Records contained in a dataset:
------------------------
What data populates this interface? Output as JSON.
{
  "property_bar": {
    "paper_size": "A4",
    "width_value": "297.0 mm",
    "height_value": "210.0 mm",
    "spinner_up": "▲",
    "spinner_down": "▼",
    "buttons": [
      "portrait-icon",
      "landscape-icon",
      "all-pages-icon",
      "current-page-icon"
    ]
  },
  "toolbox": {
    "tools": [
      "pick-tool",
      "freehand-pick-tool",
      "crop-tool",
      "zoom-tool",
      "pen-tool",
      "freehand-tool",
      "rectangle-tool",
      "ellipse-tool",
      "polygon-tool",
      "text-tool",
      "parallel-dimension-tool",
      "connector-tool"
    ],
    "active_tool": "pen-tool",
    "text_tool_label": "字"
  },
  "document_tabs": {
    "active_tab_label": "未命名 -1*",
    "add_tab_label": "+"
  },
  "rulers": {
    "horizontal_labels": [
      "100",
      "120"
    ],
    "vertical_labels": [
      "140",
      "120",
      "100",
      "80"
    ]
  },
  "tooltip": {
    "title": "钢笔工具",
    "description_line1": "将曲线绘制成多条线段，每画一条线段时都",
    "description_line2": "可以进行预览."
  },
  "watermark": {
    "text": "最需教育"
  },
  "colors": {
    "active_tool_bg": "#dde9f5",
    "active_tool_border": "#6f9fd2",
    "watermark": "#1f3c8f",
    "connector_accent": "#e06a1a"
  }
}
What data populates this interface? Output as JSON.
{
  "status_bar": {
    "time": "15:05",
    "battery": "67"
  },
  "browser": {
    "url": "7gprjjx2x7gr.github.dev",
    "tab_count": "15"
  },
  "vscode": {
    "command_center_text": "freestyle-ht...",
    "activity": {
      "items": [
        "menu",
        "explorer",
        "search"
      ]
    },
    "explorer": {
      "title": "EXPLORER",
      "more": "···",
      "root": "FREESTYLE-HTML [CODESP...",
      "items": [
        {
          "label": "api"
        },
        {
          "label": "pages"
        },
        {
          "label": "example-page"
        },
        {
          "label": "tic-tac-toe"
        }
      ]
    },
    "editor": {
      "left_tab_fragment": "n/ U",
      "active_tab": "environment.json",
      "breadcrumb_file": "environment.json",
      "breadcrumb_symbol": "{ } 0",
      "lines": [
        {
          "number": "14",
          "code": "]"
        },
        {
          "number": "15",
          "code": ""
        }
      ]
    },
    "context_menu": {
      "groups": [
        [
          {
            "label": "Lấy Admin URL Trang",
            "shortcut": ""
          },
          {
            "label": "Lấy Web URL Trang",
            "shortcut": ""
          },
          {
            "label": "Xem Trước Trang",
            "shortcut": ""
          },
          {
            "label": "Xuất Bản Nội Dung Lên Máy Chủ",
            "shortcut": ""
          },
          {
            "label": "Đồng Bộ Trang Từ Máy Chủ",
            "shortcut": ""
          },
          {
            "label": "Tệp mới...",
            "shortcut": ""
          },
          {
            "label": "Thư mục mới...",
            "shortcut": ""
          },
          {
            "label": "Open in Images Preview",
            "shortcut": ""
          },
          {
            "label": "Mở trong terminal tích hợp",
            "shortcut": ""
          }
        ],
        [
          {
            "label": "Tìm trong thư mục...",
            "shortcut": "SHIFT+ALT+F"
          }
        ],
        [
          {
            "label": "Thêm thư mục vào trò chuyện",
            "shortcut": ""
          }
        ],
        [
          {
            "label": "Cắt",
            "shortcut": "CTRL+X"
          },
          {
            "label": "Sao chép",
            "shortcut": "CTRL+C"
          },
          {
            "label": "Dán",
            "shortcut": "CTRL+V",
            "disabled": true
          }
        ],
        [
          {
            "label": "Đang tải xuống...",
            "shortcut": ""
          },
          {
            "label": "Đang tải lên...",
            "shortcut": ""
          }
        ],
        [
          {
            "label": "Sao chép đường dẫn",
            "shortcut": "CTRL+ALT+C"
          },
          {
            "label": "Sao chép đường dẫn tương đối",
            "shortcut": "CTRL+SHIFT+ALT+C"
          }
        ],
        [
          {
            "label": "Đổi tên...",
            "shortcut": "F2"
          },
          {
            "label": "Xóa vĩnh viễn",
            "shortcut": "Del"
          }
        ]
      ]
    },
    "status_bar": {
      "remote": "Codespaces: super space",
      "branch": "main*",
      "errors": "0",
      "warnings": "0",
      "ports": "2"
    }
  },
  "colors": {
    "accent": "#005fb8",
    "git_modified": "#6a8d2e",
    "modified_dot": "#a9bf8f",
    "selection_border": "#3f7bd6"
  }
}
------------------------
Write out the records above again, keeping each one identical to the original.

What data populates this interface? Output as JSON.
{
  "property_bar": {
    "paper_size": "A4",
    "width_value": "297.0 mm",
    "height_value": "210.0 mm",
    "spinner_up": "▲",
    "spinner_down": "▼",
    "buttons": [
      "portrait-icon",
      "landscape-icon",
      "all-pages-icon",
      "current-page-icon"
    ]
  },
  "toolbox": {
    "tools": [
      "pick-tool",
      "freehand-pick-tool",
      "crop-tool",
      "zoom-tool",
      "pen-tool",
      "freehand-tool",
      "rectangle-tool",
      "ellipse-tool",
      "polygon-tool",
      "text-tool",
      "parallel-dimension-tool",
      "connector-tool"
    ],
    "active_tool": "pen-tool",
    "text_tool_label": "字"
  },
  "document_tabs": {
    "active_tab_label": "未命名 -1*",
    "add_tab_label": "+"
  },
  "rulers": {
    "horizontal_labels": [
      "100",
      "120"
    ],
    "vertical_labels": [
      "140",
      "120",
      "100",
      "80"
    ]
  },
  "tooltip": {
    "title": "钢笔工具",
    "description_line1": "将曲线绘制成多条线段，每画一条线段时都",
    "description_line2": "可以进行预览."
  },
  "watermark": {
    "text": "最需教育"
  },
  "colors": {
    "active_tool_bg": "#dde9f5",
    "active_tool_border": "#6f9fd2",
    "watermark": "#1f3c8f",
    "connector_accent": "#e06a1a"
  }
}
What data populates this interface? Output as JSON.
{
  "status_bar": {
    "time": "15:05",
    "battery": "67"
  },
  "browser": {
    "url": "7gprjjx2x7gr.github.dev",
    "tab_count": "15"
  },
  "vscode": {
    "command_center_text": "freestyle-ht...",
    "activity": {
      "items": [
        "menu",
        "explorer",
        "search"
      ]
    },
    "explorer": {
      "title": "EXPLORER",
      "more": "···",
      "root": "FREESTYLE-HTML [CODESP...",
      "items": [
        {
          "label": "api"
        },
        {
          "label": "pages"
        },
        {
          "label": "example-page"
        },
        {
          "label": "tic-tac-toe"
        }
      ]
    },
    "editor": {
      "left_tab_fragment": "n/ U",
      "active_tab": "environment.json",
      "breadcrumb_file": "environment.json",
      "breadcrumb_symbol": "{ } 0",
      "lines": [
        {
          "number": "14",
          "code": "]"
        },
        {
          "number": "15",
          "code": ""
        }
      ]
    },
    "context_menu": {
      "groups": [
        [
          {
            "label": "Lấy Admin URL Trang",
            "shortcut": ""
          },
          {
            "label": "Lấy Web URL Trang",
            "shortcut": ""
          },
          {
            "label": "Xem Trước Trang",
            "shortcut": ""
          },
          {
            "label": "Xuất Bản Nội Dung Lên Máy Chủ",
            "shortcut": ""
          },
          {
            "label": "Đồng Bộ Trang Từ Máy Chủ",
            "shortcut": ""
          },
          {
            "label": "Tệp mới...",
            "shortcut": ""
          },
          {
            "label": "Thư mục mới...",
            "shortcut": ""
          },
          {
            "label": "Open in Images Preview",
            "shortcut": ""
          },
          {
            "label": "Mở trong terminal tích hợp",
            "shortcut": ""
          }
        ],
        [
          {
            "label": "Tìm trong thư mục...",
            "shortcut": "SHIFT+ALT+F"
          }
        ],
        [
          {
            "label": "Thêm thư mục vào trò chuyện",
            "shortcut": ""
          }
        ],
        [
          {
            "label": "Cắt",
            "shortcut": "CTRL+X"
          },
          {
            "label": "Sao chép",
            "shortcut": "CTRL+C"
          },
          {
            "label": "Dán",
            "shortcut": "CTRL+V",
            "disabled": true
          }
        ],
        [
          {
            "label": "Đang tải xuống...",
            "shortcut": ""
          },
          {
            "label": "Đang tải lên...",
            "shortcut": ""
          }
        ],
        [
          {
            "label": "Sao chép đường dẫn",
            "shortcut": "CTRL+ALT+C"
          },
          {
            "label": "Sao chép đường dẫn tương đối",
            "shortcut": "CTRL+SHIFT+ALT+C"
          }
        ],
        [
          {
            "label": "Đổi tên...",
            "shortcut": "F2"
          },
          {
            "label": "Xóa vĩnh viễn",
            "shortcut": "Del"
          }
        ]
      ]
    },
    "status_bar": {
      "remote": "Codespaces: super space",
      "branch": "main*",
      "errors": "0",
      "warnings": "0",
      "ports": "2"
    }
  },
  "colors": {
    "accent": "#005fb8",
    "git_modified": "#6a8d2e",
    "modified_dot": "#a9bf8f",
    "selection_border": "#3f7bd6"
  }
}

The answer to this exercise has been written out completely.